The big coupe lasted on the market until 1999, but it wasn’t a big commercial success for the company. However, it was one of the finest cars BMW ever produced and a true future classic. But behind the perfect design and impressive numbers were some fragile mechanics and the complicated V12, which loved to burn oil. Not to mention the problematic suspension setup and electronic problems that plagued the 8-Series throughout its production.
One of the unsung heroes of the ’90s Japanese sports car invasion was the Mitsubishi 3000 GT. Today, the Acura NSX gets all the attention, but the 3000 GT is an accomplished and exciting car. It has advanced technology for its day with a twin-turbo V6 engine delivering up to 300 HP in top-spec, intelligent all-wheel drive, and even four-wheel steering.
However, it was a bit heavy and expensive to maintain. Soon, this JDM gem was forgotten. Because it was prone to all kinds of problems, owners soon gave up on them.
The Fiat 124 Spider entered the market in 1966 and sold in America until 1985. The Spider came with a Pininfarina design on a 124 Sedan platform with straightforward mechanics. Fiat equipped it with a twin-cam engine, four-speed manual transmission, and rear-wheel drive. Early models got 90 HP from the 1.6-liter engine, while later versions got 2.0-liter engines with fuel injection and 102 HP.
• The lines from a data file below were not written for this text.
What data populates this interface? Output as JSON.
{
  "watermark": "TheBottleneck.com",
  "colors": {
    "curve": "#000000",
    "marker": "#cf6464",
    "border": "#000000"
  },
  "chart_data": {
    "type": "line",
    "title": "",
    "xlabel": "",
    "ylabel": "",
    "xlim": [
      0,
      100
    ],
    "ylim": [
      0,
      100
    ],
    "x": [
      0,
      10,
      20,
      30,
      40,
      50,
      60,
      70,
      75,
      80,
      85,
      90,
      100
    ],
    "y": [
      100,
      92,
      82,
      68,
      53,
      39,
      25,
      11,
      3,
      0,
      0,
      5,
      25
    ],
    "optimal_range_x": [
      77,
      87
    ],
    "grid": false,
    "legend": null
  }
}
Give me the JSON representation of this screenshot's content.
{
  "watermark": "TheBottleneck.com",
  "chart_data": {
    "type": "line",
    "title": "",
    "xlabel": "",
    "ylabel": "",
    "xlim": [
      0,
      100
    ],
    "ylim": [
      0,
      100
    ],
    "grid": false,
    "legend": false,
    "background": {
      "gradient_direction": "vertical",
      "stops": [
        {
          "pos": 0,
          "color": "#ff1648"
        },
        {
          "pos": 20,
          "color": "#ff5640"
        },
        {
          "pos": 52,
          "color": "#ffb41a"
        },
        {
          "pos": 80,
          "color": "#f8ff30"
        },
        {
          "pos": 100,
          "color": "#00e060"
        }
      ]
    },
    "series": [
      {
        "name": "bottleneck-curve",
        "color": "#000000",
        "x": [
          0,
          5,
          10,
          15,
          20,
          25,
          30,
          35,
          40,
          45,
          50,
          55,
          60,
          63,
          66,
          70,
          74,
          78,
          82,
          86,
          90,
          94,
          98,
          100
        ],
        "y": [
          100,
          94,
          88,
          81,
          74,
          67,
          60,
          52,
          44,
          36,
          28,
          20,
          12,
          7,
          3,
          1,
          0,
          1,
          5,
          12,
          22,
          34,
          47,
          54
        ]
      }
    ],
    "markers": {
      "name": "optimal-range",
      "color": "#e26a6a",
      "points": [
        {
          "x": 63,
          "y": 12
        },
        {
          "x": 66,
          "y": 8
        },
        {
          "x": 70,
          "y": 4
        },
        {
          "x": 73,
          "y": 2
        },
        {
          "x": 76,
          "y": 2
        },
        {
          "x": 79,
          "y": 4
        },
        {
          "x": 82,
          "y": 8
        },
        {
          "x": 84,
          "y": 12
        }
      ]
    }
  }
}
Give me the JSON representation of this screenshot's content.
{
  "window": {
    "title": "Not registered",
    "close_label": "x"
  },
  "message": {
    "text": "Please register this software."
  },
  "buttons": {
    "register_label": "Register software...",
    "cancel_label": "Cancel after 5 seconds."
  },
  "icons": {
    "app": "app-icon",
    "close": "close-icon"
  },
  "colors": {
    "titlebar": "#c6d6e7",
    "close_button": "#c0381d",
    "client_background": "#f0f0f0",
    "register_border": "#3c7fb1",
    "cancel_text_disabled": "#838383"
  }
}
However, despite looking like a Ferrari from the ’60s at discount prices, the Fiat was notorious for having rust issues. So much so, there’s not a single Fiat 124 Spider that doesn’t need a restoration. These cars were so bad, if you want to buy one today, the first thing to look for is rust. Chances are part of the floor is missing.
Many car enthusiasts claim the Miura is the first proper supercar in the world. It may qualify with its fantastic design, crazy power, and performance numbers. Also, it comes with a high price tag and the company limited the production numbers. The Miura was also the first car to feature several technical solutions that later became mandatory features in the supercar segment.
If it wasn’t the first, it is certainly was the most influential and iconic. Part of that appeal came from the 4.0-liter V12 transversally mounted behind the driver delivering 350 HP to its rear wheels. Sadly, the Miura was one of the most dangerous supercars ever made since it could catch fire at any moment. Quite a few Miuras were lost due to fire because of mechanical flaws, poor carburetor assembly, and bad fuel lines.
The Mini was an immensely influential and significant car when it was released in 1959. Today, every front-wheel-drive car uses the same drivetrain layout and concept. However, the first Mini wasn’t without its flaws. Apart from being unsafe and rust-prone, the Mini had one major design flaw. Due to a transversally-mounted engine, the radiator was on the left side behind the wheel well. But this design feature left the distributor and spark plug wires without any protection. So during rainy days, water flooded the starting system of the Mini through the front grille.
This left thousands of owners stranded and without any chance to start their car. These are 20 of the most unreliable classic cars that were a thorn in car owners’ sides for years. They all have their innate qualities, yet they also come with some serious flaws, some even with deadly consequences. Hopefully, the car industry has learned some valuable lessons from these cars to protect drivers in the future.